Actually my colleague figured it out:
The Orbitty carrier board we are using with the Jetson TX2 has an expansion port with an I2C bus and four GPIO pins. Further reading here:
We are going to use a GPIO pin to control a LED. The GPIO pin connects to the gate on the BS170 MOSFET which drives our LED.
First we enable the four pins… You only need to do this once.
echo 388 > /sys/class/gpio/export
echo 298 > /sys/class/gpio/export
echo 480 > /sys/class/gpio/export
echo 486 > /sys/class/gpio/export
This will create four directories
In the above order those directories correspond to GPIO pins 0-3, which are pins 7-10 on the Orbitty expansion connector. We are using pin #8 on the connector to control the LED, so we’re interested in gpio298.
Once you have enabled the pins, you can set pin a pin’s direction like this
echo out > /sys/class/gpio/gpio298/direction

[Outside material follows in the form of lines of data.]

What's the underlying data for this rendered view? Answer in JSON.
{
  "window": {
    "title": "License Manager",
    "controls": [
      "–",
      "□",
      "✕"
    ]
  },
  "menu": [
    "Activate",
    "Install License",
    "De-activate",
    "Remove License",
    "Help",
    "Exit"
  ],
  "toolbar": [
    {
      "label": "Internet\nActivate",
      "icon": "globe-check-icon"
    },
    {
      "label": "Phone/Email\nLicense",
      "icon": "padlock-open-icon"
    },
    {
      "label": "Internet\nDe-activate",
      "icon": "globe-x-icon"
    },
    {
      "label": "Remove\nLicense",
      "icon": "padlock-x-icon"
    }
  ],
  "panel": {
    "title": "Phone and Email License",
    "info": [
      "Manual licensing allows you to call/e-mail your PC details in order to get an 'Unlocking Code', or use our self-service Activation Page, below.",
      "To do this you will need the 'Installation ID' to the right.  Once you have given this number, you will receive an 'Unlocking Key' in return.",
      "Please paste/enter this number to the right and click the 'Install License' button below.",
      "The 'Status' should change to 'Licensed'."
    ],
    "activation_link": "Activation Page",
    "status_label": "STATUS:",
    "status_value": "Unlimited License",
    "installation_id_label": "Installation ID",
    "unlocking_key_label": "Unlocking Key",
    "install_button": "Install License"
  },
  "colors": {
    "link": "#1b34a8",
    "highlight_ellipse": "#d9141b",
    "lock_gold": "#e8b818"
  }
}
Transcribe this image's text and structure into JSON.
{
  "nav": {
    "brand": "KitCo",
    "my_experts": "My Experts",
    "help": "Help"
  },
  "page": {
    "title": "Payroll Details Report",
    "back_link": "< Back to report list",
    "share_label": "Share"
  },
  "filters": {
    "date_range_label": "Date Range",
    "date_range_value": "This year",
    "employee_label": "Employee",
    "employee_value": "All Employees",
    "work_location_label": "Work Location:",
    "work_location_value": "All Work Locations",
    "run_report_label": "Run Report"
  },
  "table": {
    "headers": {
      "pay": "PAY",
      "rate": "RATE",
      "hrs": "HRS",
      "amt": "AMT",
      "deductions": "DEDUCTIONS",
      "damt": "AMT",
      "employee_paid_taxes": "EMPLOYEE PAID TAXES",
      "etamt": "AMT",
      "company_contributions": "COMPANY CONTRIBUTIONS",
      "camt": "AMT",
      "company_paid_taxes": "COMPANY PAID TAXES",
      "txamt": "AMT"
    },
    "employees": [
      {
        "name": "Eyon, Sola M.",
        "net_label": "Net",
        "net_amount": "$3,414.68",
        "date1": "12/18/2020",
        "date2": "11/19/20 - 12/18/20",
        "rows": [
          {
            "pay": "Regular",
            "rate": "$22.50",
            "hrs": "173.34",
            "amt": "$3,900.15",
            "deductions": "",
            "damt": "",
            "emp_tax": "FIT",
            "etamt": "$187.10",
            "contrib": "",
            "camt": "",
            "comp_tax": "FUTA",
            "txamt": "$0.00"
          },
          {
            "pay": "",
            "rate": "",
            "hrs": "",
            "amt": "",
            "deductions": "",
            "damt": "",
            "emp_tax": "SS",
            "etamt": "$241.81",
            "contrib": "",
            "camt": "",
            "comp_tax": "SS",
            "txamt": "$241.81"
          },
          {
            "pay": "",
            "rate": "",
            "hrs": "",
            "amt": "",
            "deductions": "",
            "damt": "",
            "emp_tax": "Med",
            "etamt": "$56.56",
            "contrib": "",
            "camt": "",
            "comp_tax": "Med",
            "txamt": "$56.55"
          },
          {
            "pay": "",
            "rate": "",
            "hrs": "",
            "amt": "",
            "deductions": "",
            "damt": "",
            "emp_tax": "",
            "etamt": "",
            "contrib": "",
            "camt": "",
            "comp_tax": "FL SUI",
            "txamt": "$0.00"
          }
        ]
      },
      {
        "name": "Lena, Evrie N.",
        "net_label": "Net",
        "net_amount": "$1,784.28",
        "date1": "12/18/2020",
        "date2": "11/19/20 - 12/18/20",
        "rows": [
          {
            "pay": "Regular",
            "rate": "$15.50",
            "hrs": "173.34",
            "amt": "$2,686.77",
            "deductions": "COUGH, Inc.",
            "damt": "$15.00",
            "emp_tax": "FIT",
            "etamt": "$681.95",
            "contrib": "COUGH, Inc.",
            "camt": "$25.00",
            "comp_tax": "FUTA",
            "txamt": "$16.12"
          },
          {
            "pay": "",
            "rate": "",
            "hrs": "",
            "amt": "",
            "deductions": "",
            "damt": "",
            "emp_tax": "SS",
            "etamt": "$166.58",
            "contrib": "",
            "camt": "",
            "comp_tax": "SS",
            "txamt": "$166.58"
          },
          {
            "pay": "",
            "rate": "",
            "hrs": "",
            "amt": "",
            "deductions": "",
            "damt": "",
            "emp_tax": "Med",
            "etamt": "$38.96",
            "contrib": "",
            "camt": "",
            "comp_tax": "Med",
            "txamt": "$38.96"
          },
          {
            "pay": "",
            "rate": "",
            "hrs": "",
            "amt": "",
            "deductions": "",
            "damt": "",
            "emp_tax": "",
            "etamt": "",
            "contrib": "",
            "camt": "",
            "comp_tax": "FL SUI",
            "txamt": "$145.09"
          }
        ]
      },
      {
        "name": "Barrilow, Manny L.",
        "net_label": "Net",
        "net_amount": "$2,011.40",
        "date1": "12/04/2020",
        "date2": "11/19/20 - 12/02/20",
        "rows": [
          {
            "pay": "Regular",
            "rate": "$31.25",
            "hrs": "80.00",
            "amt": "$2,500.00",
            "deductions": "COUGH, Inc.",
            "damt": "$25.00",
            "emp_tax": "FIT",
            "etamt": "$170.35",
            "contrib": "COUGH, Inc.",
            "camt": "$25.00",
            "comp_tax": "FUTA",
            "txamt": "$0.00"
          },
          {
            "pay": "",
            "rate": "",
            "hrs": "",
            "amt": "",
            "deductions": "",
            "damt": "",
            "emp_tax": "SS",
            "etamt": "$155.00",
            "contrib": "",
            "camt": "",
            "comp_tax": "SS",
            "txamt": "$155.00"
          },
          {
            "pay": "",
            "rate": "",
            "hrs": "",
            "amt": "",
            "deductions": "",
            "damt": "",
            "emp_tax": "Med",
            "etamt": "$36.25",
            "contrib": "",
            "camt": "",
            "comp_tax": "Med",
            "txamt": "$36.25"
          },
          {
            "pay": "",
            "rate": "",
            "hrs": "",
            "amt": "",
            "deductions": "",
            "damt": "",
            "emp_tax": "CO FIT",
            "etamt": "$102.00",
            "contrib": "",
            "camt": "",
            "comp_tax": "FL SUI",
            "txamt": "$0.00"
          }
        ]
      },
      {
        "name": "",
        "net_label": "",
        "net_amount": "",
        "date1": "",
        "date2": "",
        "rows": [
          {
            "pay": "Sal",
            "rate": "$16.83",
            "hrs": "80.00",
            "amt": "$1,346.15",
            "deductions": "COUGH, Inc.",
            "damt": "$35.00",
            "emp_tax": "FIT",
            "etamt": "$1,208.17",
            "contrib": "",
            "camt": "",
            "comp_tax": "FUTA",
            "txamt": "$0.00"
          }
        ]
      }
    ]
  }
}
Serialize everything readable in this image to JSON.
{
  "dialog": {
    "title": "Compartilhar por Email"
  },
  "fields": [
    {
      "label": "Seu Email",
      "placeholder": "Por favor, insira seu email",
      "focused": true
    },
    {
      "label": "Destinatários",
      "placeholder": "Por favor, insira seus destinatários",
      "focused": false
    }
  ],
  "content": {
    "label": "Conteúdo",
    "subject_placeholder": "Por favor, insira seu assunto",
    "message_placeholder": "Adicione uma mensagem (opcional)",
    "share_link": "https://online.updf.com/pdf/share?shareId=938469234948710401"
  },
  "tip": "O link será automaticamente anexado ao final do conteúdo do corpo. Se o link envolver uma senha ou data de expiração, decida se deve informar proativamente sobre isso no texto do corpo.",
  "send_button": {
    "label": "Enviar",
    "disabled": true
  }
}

echo in > /sys/class/gpio/gpio298/direction
The first command will have the effect of turning the LED off by switching to output mode which defaults to low. You can turn the LED back on with the second command.
You can also turn the LED back on with this command
echo 1 > /sys/class/gpio/gpio298/value
And back off again with this one:
echo 0 > /sys/class/gpio/gpio298/value
Finally, you can read the state of the GPIO pin with the command: